Task directions -
Copy out all the entries below, word for word.

Data for processing -
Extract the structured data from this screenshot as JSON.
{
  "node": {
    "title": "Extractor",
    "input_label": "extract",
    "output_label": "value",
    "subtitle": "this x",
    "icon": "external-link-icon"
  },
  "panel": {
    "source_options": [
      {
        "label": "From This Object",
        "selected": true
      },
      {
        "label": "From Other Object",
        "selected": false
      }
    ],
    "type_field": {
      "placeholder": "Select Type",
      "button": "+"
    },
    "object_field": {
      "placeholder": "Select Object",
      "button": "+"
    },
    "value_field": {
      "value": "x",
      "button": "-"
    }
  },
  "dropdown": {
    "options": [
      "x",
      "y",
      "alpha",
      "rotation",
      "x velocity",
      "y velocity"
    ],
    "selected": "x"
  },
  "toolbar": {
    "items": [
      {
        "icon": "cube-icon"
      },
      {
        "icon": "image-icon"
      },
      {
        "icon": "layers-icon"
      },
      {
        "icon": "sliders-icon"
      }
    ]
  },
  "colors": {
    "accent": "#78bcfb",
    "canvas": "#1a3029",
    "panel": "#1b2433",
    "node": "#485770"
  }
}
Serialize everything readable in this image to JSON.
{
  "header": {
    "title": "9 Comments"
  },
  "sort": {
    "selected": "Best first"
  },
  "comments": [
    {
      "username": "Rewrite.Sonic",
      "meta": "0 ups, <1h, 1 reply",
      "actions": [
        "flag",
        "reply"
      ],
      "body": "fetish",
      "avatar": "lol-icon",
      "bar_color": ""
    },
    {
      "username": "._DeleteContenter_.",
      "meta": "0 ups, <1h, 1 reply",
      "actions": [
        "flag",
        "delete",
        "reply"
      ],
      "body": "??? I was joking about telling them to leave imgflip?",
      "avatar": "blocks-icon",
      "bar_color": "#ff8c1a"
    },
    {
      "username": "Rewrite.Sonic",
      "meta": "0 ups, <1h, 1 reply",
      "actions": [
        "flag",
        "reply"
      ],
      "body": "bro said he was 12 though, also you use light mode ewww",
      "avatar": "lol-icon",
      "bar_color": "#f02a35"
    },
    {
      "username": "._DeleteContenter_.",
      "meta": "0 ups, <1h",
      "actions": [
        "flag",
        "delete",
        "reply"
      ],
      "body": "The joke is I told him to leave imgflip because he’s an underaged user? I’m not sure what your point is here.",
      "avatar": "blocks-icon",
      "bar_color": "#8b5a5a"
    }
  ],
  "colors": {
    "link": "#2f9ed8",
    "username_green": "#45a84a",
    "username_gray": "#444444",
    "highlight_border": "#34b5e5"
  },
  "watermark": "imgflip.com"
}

Expected answer -
Extract the structured data from this screenshot as JSON.
{
  "node": {
    "title": "Extractor",
    "input_label": "extract",
    "output_label": "value",
    "subtitle": "this x",
    "icon": "external-link-icon"
  },
  "panel": {
    "source_options": [
      {
        "label": "From This Object",
        "selected": true
      },
      {
        "label": "From Other Object",
        "selected": false
      }
    ],
    "type_field": {
      "placeholder": "Select Type",
      "button": "+"
    },
    "object_field": {
      "placeholder": "Select Object",
      "button": "+"
    },
    "value_field": {
      "value": "x",
      "button": "-"
    }
  },
  "dropdown": {
    "options": [
      "x",
      "y",
      "alpha",
      "rotation",
      "x velocity",
      "y velocity"
    ],
    "selected": "x"
  },
  "toolbar": {
    "items": [
      {
        "icon": "cube-icon"
      },
      {
        "icon": "image-icon"
      },
      {
        "icon": "layers-icon"
      },
      {
        "icon": "sliders-icon"
      }
    ]
  },
  "colors": {
    "accent": "#78bcfb",
    "canvas": "#1a3029",
    "panel": "#1b2433",
    "node": "#485770"
  }
}
Serialize everything readable in this image to JSON.
{
  "header": {
    "title": "9 Comments"
  },
  "sort": {
    "selected": "Best first"
  },
  "comments": [
    {
      "username": "Rewrite.Sonic",
      "meta": "0 ups, <1h, 1 reply",
      "actions": [
        "flag",
        "reply"
      ],
      "body": "fetish",
      "avatar": "lol-icon",
      "bar_color": ""
    },
    {
      "username": "._DeleteContenter_.",
      "meta": "0 ups, <1h, 1 reply",
      "actions": [
        "flag",
        "delete",
        "reply"
      ],
      "body": "??? I was joking about telling them to leave imgflip?",
      "avatar": "blocks-icon",
      "bar_color": "#ff8c1a"
    },
    {
      "username": "Rewrite.Sonic",
      "meta": "0 ups, <1h, 1 reply",
      "actions": [
        "flag",
        "reply"
      ],
      "body": "bro said he was 12 though, also you use light mode ewww",
      "avatar": "lol-icon",
      "bar_color": "#f02a35"
    },
    {
      "username": "._DeleteContenter_.",
      "meta": "0 ups, <1h",
      "actions": [
        "flag",
        "delete",
        "reply"
      ],
      "body": "The joke is I told him to leave imgflip because he’s an underaged user? I’m not sure what your point is here.",
      "avatar": "blocks-icon",
      "bar_color": "#8b5a5a"
    }
  ],
  "colors": {
    "link": "#2f9ed8",
    "username_green": "#45a84a",
    "username_gray": "#444444",
    "highlight_border": "#34b5e5"
  },
  "watermark": "imgflip.com"
}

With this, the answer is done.